• [Task statement]: Using the records below, copy every line that holds the string "this".

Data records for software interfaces
------------------------------------

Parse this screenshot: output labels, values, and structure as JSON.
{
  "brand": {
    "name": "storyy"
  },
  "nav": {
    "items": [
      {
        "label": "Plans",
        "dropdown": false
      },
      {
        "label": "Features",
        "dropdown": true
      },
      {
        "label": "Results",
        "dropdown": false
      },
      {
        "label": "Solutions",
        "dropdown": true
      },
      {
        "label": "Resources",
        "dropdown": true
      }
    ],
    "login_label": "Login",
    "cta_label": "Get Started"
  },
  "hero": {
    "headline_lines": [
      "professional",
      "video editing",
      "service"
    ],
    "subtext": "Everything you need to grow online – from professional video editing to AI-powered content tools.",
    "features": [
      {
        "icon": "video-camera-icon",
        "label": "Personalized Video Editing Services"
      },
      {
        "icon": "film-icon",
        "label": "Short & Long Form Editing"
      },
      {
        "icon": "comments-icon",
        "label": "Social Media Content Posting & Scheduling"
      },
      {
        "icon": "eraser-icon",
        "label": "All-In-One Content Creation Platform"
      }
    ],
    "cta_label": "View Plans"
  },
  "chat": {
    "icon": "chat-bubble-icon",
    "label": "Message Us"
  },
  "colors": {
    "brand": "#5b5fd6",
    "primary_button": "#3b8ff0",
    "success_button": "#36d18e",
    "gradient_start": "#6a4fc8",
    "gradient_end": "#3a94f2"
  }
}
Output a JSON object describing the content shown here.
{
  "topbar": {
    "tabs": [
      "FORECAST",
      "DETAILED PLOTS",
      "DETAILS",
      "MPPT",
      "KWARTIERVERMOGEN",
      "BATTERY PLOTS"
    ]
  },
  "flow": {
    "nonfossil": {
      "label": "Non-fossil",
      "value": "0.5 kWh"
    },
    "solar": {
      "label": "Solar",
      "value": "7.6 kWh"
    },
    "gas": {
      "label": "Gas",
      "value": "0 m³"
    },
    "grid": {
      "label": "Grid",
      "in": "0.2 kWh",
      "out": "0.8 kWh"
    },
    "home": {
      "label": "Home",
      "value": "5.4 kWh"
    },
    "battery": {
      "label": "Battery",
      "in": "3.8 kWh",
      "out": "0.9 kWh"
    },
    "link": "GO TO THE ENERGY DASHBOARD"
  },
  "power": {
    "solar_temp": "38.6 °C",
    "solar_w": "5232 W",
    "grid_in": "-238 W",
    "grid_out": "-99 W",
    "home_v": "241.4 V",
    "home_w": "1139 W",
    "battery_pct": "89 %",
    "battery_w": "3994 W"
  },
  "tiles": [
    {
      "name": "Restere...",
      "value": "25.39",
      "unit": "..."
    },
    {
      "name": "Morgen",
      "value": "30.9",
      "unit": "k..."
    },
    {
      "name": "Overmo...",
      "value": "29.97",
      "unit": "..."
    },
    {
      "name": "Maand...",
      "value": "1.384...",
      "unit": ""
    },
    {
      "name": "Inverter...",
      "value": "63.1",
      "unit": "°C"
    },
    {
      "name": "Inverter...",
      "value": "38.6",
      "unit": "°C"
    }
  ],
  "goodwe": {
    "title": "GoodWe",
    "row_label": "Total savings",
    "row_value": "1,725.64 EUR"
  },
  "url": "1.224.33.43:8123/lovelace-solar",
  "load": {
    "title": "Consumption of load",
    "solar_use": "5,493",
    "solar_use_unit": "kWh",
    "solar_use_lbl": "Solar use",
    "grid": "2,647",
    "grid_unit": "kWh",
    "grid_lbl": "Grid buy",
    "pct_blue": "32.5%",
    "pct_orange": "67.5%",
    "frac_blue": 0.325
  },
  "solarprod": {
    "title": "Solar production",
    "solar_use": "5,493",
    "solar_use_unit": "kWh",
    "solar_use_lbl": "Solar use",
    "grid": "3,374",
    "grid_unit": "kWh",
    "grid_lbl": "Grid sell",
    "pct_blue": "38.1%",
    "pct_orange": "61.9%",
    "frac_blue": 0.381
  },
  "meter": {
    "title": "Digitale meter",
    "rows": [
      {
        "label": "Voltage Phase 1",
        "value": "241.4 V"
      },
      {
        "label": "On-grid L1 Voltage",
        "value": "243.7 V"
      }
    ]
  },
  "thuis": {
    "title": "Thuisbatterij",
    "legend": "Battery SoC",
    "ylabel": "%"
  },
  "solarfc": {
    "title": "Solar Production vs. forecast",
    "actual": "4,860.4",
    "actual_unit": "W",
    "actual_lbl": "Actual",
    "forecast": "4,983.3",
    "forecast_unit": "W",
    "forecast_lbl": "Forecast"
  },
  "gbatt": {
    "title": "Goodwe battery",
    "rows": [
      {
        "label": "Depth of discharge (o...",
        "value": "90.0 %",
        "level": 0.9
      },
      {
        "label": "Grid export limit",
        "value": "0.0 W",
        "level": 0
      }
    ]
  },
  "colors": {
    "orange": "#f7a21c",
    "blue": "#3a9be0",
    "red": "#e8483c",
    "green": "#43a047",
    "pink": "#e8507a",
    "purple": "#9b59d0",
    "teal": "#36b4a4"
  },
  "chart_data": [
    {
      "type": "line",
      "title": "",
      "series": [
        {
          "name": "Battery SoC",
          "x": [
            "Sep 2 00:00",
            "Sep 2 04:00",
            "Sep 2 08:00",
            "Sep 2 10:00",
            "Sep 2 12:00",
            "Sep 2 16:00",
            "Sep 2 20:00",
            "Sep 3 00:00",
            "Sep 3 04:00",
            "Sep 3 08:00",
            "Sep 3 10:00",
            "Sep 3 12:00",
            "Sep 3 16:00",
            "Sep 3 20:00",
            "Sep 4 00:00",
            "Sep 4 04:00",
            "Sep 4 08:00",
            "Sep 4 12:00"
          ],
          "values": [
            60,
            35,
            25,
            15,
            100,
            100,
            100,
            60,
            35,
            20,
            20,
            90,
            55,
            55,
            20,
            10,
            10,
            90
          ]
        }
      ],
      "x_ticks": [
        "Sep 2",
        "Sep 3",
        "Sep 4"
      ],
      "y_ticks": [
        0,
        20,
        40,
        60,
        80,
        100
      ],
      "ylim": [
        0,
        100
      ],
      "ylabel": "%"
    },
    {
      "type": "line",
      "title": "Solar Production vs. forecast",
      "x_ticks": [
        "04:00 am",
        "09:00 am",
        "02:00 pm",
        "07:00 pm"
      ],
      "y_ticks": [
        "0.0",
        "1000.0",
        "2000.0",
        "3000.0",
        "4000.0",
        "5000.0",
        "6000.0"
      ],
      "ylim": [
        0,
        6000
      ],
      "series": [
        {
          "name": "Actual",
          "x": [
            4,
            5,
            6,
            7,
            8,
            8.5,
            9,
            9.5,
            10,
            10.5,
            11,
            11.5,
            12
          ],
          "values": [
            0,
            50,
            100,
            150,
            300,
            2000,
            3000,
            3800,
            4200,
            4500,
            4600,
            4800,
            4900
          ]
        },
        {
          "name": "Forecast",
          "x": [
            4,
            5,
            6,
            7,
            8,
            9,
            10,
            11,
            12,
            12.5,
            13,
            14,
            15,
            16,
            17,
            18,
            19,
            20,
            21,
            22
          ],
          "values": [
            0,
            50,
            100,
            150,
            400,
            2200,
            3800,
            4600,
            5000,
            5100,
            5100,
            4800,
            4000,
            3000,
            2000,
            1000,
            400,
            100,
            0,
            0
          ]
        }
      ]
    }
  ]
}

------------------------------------

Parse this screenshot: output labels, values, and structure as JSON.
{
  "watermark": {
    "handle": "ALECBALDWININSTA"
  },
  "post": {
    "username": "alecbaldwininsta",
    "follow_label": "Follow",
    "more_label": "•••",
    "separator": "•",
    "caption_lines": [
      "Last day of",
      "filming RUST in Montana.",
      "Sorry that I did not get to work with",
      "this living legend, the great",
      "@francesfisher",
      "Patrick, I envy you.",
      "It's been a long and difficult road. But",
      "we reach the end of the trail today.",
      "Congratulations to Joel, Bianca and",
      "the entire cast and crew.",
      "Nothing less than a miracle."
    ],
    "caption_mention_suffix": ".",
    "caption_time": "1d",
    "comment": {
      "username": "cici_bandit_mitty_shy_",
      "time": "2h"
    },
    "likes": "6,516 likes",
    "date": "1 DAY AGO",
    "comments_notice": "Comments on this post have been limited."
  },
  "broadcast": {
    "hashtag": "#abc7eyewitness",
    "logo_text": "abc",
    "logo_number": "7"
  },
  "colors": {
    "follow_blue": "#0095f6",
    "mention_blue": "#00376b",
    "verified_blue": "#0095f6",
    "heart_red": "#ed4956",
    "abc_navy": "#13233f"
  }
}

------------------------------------

• [Response to the task]:
Parse this screenshot: output labels, values, and structure as JSON.
Parse this screenshot: output labels, values, and structure as JSON.
      "this living legend, the great",
    "comments_notice": "Comments on this post have been limited."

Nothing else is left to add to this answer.